91 91 Lesson Learned – Final Product Water Quality  Permeate (treated water) has a low mineral content and requires remineralization  Final product water quality complies with State of Utah Drinking Water Standard for TDS (& Sulfate) Product Water Quality 0 50 100 150 200 250 300 2006- 2007 2007- 2008 2008- 2009 2009- 2010 mg/L Approximate Permeate TDS (mg/L) TDS Compliance Limit (mg/L) Average TDS (mg/L) Average Sulfate (mg/L)

92 92 Product Volume – “Bang for the Buck”  Cost $15 Million in capital and $1.2 Million annually for O&M  Average product water recovery rate has been 73.8%  Will average 3500 acre-feet per year over the first five years of operations 1 acre-foot is approximate volume of water used by a family of four in 1 year Production Totals For Operational Years 0 1000 2000 3000 4000 2006- 2007 2007- 2008 2008- 2009 2009- 2010 Production Volume Acre-Feet per Year Gallons per Minute Rolling Average (ac- feet)

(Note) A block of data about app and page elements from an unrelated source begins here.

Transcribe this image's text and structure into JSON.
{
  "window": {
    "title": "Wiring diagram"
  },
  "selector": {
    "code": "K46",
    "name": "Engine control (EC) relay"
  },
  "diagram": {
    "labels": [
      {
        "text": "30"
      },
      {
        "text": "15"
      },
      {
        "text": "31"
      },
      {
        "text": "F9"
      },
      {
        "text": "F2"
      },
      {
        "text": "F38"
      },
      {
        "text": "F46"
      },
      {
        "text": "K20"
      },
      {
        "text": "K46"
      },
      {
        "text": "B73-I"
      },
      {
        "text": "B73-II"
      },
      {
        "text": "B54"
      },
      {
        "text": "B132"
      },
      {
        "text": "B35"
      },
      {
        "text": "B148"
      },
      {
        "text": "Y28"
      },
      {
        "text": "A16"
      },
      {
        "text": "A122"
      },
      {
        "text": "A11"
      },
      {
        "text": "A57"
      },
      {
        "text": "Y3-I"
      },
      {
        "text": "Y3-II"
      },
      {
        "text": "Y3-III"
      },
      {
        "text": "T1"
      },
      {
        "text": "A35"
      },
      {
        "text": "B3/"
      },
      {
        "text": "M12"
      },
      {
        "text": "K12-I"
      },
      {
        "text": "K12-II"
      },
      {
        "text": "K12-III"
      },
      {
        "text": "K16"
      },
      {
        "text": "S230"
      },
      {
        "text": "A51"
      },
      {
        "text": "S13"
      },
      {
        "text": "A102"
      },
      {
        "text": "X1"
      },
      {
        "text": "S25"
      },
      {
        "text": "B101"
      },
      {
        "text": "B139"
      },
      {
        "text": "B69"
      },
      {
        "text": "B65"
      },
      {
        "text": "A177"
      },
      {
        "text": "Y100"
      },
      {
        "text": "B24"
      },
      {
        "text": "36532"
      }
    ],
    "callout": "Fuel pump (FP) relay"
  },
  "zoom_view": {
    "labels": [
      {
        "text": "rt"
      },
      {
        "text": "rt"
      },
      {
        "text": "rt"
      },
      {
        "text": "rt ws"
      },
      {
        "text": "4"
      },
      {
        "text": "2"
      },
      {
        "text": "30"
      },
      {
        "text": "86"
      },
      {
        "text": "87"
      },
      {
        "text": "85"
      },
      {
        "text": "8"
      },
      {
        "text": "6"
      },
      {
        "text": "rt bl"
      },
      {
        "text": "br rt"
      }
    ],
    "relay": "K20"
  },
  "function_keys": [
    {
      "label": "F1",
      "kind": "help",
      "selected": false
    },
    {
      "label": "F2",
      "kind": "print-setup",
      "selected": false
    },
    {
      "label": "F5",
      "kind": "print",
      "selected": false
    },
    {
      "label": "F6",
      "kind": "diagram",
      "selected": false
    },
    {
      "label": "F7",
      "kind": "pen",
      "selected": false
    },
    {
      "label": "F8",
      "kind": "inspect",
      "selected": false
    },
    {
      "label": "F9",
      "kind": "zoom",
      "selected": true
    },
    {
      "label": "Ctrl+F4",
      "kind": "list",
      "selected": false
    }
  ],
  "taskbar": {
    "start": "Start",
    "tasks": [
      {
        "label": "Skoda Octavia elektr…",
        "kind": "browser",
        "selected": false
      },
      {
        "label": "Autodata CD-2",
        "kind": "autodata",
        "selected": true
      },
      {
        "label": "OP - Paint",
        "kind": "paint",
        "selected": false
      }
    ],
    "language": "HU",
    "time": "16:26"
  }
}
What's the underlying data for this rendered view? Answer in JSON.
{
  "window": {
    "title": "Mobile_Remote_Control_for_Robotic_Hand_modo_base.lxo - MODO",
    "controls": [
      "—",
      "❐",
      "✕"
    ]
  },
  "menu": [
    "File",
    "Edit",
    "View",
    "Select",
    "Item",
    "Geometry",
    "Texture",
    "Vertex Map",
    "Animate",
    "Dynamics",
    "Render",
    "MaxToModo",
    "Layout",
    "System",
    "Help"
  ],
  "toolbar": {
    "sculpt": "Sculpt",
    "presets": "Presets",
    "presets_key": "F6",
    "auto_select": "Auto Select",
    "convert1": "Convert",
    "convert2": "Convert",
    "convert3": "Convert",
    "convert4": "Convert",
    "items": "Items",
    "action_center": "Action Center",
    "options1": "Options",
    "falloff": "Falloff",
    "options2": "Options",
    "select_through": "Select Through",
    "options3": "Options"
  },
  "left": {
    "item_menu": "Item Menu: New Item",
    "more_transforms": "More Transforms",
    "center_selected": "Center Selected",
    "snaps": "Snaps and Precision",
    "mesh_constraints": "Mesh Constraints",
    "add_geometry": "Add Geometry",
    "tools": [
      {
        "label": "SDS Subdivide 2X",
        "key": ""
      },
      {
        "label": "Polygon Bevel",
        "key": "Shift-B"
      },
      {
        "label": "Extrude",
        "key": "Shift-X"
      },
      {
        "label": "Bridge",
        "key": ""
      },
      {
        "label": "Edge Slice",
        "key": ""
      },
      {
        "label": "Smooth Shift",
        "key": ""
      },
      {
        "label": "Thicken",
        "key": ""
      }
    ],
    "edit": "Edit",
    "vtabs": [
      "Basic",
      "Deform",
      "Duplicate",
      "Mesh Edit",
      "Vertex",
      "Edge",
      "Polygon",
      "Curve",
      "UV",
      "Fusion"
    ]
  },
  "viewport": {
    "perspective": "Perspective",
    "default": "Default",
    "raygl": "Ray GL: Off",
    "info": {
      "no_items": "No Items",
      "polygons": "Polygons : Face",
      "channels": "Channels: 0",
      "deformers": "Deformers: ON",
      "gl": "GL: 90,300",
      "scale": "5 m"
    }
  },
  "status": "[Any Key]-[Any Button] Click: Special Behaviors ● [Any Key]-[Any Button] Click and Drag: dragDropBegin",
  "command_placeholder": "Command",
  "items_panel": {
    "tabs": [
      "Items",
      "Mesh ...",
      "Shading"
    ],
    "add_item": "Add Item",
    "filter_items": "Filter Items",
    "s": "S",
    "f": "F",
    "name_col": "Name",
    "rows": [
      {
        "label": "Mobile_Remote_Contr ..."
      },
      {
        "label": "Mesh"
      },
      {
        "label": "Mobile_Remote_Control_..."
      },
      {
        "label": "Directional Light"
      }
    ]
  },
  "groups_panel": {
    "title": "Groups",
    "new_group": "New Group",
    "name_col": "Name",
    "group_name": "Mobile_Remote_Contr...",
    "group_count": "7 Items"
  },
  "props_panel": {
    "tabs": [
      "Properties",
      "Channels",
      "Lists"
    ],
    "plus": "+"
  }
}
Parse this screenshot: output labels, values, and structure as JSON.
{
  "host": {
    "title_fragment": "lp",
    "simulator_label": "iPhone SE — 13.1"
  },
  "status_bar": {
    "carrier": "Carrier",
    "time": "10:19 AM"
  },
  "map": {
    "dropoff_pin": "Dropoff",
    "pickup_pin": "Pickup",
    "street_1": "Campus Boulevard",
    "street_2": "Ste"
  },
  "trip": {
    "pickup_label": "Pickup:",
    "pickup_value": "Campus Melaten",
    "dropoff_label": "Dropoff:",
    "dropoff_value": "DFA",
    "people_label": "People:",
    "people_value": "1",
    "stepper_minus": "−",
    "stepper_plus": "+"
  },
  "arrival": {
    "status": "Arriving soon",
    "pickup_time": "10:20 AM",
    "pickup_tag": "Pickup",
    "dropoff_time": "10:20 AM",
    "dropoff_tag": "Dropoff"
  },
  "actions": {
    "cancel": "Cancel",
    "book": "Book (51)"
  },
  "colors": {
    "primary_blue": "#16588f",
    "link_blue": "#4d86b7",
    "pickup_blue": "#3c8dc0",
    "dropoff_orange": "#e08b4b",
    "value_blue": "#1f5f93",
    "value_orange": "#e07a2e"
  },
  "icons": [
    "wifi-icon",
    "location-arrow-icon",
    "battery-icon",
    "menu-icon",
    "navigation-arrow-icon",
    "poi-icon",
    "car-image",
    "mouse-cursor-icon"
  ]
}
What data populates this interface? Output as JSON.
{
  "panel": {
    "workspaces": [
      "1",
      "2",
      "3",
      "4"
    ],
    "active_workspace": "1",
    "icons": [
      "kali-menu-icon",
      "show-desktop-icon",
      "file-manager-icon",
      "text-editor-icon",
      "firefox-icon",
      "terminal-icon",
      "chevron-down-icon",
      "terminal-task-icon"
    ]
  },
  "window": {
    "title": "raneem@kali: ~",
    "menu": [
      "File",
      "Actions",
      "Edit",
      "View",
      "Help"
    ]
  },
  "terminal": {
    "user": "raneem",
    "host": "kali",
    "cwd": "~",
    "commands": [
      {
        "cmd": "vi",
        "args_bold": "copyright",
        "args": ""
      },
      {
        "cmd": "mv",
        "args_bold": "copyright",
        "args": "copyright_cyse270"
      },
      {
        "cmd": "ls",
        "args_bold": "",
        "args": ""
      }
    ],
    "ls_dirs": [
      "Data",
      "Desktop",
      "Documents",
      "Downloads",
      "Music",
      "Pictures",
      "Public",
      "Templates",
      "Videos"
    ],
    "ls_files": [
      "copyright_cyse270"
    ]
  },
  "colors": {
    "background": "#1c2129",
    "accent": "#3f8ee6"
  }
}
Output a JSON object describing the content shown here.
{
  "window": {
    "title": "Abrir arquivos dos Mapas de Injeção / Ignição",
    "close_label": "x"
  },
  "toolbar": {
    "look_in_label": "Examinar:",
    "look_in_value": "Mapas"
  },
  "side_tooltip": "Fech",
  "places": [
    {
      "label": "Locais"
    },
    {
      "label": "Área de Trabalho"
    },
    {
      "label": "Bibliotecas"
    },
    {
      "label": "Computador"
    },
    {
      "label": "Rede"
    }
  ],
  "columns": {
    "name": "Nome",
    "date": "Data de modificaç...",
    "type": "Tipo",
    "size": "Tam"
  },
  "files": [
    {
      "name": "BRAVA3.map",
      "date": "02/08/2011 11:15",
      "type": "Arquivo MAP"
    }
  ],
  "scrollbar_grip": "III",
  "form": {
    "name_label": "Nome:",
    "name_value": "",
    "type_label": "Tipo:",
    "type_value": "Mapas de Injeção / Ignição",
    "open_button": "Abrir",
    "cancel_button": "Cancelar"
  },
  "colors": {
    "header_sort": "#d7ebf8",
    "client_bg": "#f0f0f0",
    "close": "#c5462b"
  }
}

93 93 In Summary…  Provided overview of how to select a technology  Described information in technology overviews and case studies Acknowledging those sections that can help select one technology over another  Demonstrated the decision path for picking one technology over another and why Described why Pressure Driven Membrane Separation (PDMS) (and more specifically Reverse Osmosis (RO)) was selected over Administrative/Engineering Controls (AECs) or Ion Exchange for the Bingham Canyon Water Treatment Plant (BCWTP) site  Exemplified the types of performance information that is available in the case studies to refine selection

94 94 Overall Course Summary  Background to mining issues  Overview of guidance Decision trees Technologies Case studies Regulatory issues  Case study: Dunka Mine, Minnesota  Case study: Bingham Mine, Utah Current ITRC Team: Biochemical Reactors for Mining-Influenced Water

95 95 Thank You for Participating  Question and answer break  Links to additional resources http://www.cluin.org/conf/itrc/mwtts/resource.cfm  Feedback form – please complete http://www.cluin.org/conf/itrc/mwtts/feedback.cfm Need confirmation of your participation today? Fill out the feedback form and check box for confirmation email.


Download ppt "1 Mining Waste Treatment Technology Selection An ITRC Web-based Technical and Regulatory Guidance Document Welcome – Thanks for joining this ITRC Training."

Similar presentations


Ads by Google